What you have to do: Restate the data exactly as given and keep the pictures out.

*** Opening Recorded data ***

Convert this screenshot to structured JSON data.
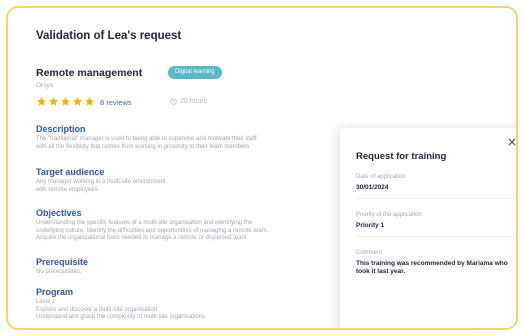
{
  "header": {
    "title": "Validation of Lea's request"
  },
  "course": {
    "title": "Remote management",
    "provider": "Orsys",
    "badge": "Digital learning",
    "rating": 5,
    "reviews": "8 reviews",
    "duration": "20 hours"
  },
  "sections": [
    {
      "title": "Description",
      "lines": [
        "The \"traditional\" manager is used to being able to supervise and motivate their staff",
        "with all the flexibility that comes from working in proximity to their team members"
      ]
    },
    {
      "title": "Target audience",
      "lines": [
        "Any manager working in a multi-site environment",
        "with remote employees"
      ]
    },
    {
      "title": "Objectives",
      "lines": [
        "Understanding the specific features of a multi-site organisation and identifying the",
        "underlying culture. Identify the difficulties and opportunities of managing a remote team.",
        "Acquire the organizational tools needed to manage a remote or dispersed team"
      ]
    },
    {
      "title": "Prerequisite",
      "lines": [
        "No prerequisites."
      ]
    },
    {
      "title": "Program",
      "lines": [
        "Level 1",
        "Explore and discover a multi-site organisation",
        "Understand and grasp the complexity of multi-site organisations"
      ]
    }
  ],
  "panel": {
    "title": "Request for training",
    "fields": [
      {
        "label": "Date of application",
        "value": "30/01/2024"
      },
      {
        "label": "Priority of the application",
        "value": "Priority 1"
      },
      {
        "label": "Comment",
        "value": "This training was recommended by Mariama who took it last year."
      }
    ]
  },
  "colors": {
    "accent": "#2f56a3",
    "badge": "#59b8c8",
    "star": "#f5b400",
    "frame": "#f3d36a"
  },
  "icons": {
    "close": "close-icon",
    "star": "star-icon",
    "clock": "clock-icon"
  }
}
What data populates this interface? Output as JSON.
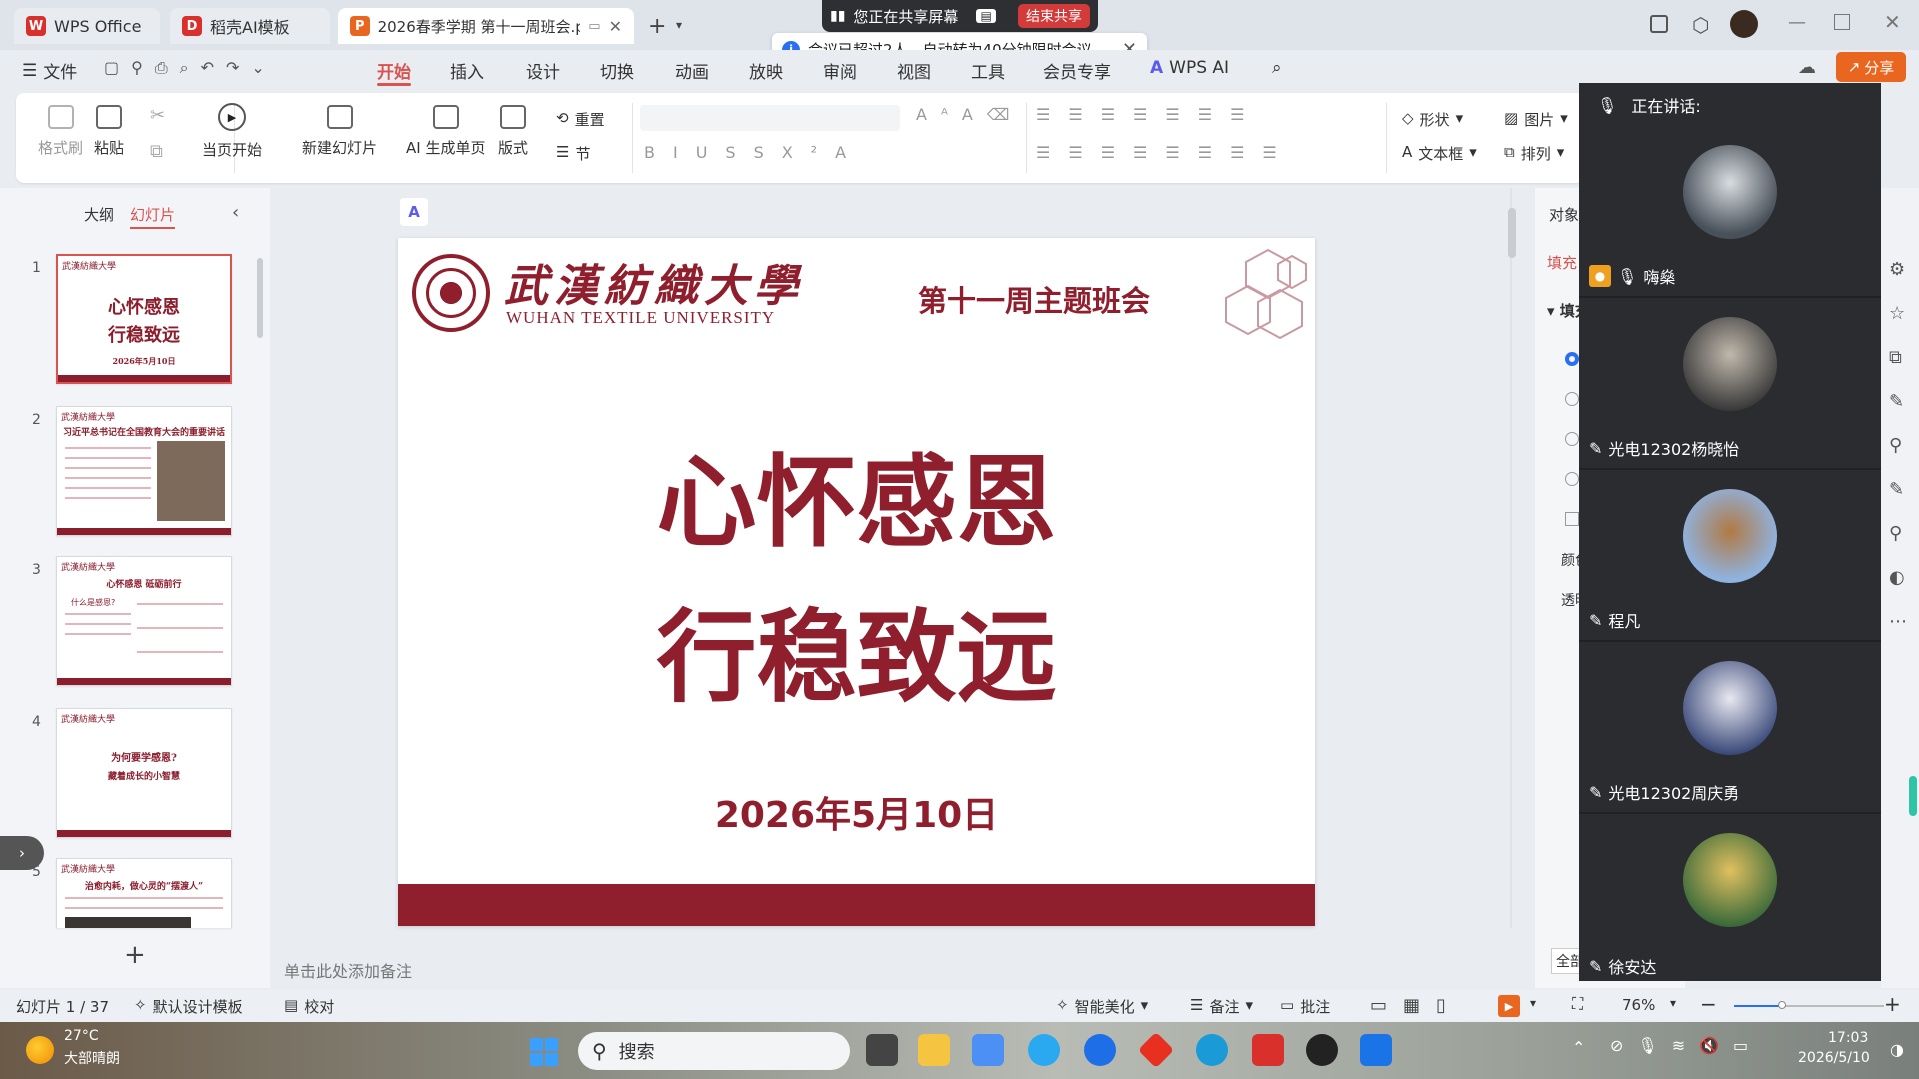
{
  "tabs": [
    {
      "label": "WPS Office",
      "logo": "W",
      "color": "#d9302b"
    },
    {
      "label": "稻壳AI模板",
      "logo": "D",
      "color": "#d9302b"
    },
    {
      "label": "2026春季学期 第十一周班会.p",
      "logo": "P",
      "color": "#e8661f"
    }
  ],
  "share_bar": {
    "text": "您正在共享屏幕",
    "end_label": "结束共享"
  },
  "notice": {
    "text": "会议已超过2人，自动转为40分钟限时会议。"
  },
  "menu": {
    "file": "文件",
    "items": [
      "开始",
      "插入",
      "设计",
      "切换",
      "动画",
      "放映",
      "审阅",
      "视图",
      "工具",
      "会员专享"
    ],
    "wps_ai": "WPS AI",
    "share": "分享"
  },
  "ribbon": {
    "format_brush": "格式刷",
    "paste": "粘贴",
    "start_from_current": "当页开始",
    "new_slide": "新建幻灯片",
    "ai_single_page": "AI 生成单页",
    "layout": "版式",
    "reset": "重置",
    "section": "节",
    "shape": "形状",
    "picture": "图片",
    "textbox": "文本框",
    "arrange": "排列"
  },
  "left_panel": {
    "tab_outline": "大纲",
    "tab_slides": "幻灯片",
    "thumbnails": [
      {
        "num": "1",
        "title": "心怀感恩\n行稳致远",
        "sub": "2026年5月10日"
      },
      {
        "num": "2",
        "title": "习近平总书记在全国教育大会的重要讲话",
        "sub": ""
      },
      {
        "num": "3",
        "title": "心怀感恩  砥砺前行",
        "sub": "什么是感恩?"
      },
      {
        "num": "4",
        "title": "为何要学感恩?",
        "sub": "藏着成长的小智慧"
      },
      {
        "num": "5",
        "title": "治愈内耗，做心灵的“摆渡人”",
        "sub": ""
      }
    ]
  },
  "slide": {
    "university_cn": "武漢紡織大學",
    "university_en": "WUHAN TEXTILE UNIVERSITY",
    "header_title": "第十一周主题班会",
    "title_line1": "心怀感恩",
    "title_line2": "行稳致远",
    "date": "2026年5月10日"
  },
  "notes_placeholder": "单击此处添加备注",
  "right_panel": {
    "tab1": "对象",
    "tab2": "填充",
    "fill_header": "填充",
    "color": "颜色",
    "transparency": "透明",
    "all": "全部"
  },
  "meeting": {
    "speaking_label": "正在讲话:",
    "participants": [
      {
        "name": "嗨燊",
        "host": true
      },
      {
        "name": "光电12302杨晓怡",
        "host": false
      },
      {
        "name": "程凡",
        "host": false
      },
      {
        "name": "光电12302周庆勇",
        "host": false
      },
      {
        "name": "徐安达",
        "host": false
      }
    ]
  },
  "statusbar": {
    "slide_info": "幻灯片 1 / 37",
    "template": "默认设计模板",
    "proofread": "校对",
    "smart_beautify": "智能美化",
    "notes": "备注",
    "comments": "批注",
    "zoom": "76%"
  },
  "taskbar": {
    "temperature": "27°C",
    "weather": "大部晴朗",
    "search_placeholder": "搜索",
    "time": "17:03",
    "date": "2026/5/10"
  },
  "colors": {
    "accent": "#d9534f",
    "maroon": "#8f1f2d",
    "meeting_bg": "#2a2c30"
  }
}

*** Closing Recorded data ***

Problem solution:
Convert this screenshot to structured JSON data.
{
  "header": {
    "title": "Validation of Lea's request"
  },
  "course": {
    "title": "Remote management",
    "provider": "Orsys",
    "badge": "Digital learning",
    "rating": 5,
    "reviews": "8 reviews",
    "duration": "20 hours"
  },
  "sections": [
    {
      "title": "Description",
      "lines": [
        "The \"traditional\" manager is used to being able to supervise and motivate their staff",
        "with all the flexibility that comes from working in proximity to their team members"
      ]
    },
    {
      "title": "Target audience",
      "lines": [
        "Any manager working in a multi-site environment",
        "with remote employees"
      ]
    },
    {
      "title": "Objectives",
      "lines": [
        "Understanding the specific features of a multi-site organisation and identifying the",
        "underlying culture. Identify the difficulties and opportunities of managing a remote team.",
        "Acquire the organizational tools needed to manage a remote or dispersed team"
      ]
    },
    {
      "title": "Prerequisite",
      "lines": [
        "No prerequisites."
      ]
    },
    {
      "title": "Program",
      "lines": [
        "Level 1",
        "Explore and discover a multi-site organisation",
        "Understand and grasp the complexity of multi-site organisations"
      ]
    }
  ],
  "panel": {
    "title": "Request for training",
    "fields": [
      {
        "label": "Date of application",
        "value": "30/01/2024"
      },
      {
        "label": "Priority of the application",
        "value": "Priority 1"
      },
      {
        "label": "Comment",
        "value": "This training was recommended by Mariama who took it last year."
      }
    ]
  },
  "colors": {
    "accent": "#2f56a3",
    "badge": "#59b8c8",
    "star": "#f5b400",
    "frame": "#f3d36a"
  },
  "icons": {
    "close": "close-icon",
    "star": "star-icon",
    "clock": "clock-icon"
  }
}
What data populates this interface? Output as JSON.
{
  "tabs": [
    {
      "label": "WPS Office",
      "logo": "W",
      "color": "#d9302b"
    },
    {
      "label": "稻壳AI模板",
      "logo": "D",
      "color": "#d9302b"
    },
    {
      "label": "2026春季学期 第十一周班会.p",
      "logo": "P",
      "color": "#e8661f"
    }
  ],
  "share_bar": {
    "text": "您正在共享屏幕",
    "end_label": "结束共享"
  },
  "notice": {
    "text": "会议已超过2人，自动转为40分钟限时会议。"
  },
  "menu": {
    "file": "文件",
    "items": [
      "开始",
      "插入",
      "设计",
      "切换",
      "动画",
      "放映",
      "审阅",
      "视图",
      "工具",
      "会员专享"
    ],
    "wps_ai": "WPS AI",
    "share": "分享"
  },
  "ribbon": {
    "format_brush": "格式刷",
    "paste": "粘贴",
    "start_from_current": "当页开始",
    "new_slide": "新建幻灯片",
    "ai_single_page": "AI 生成单页",
    "layout": "版式",
    "reset": "重置",
    "section": "节",
    "shape": "形状",
    "picture": "图片",
    "textbox": "文本框",
    "arrange": "排列"
  },
  "left_panel": {
    "tab_outline": "大纲",
    "tab_slides": "幻灯片",
    "thumbnails": [
      {
        "num": "1",
        "title": "心怀感恩\n行稳致远",
        "sub": "2026年5月10日"
      },
      {
        "num": "2",
        "title": "习近平总书记在全国教育大会的重要讲话",
        "sub": ""
      },
      {
        "num": "3",
        "title": "心怀感恩  砥砺前行",
        "sub": "什么是感恩?"
      },
      {
        "num": "4",
        "title": "为何要学感恩?",
        "sub": "藏着成长的小智慧"
      },
      {
        "num": "5",
        "title": "治愈内耗，做心灵的“摆渡人”",
        "sub": ""
      }
    ]
  },
  "slide": {
    "university_cn": "武漢紡織大學",
    "university_en": "WUHAN TEXTILE UNIVERSITY",
    "header_title": "第十一周主题班会",
    "title_line1": "心怀感恩",
    "title_line2": "行稳致远",
    "date": "2026年5月10日"
  },
  "notes_placeholder": "单击此处添加备注",
  "right_panel": {
    "tab1": "对象",
    "tab2": "填充",
    "fill_header": "填充",
    "color": "颜色",
    "transparency": "透明",
    "all": "全部"
  },
  "meeting": {
    "speaking_label": "正在讲话:",
    "participants": [
      {
        "name": "嗨燊",
        "host": true
      },
      {
        "name": "光电12302杨晓怡",
        "host": false
      },
      {
        "name": "程凡",
        "host": false
      },
      {
        "name": "光电12302周庆勇",
        "host": false
      },
      {
        "name": "徐安达",
        "host": false
      }
    ]
  },
  "statusbar": {
    "slide_info": "幻灯片 1 / 37",
    "template": "默认设计模板",
    "proofread": "校对",
    "smart_beautify": "智能美化",
    "notes": "备注",
    "comments": "批注",
    "zoom": "76%"
  },
  "taskbar": {
    "temperature": "27°C",
    "weather": "大部晴朗",
    "search_placeholder": "搜索",
    "time": "17:03",
    "date": "2026/5/10"
  },
  "colors": {
    "accent": "#d9534f",
    "maroon": "#8f1f2d",
    "meeting_bg": "#2a2c30"
  }
}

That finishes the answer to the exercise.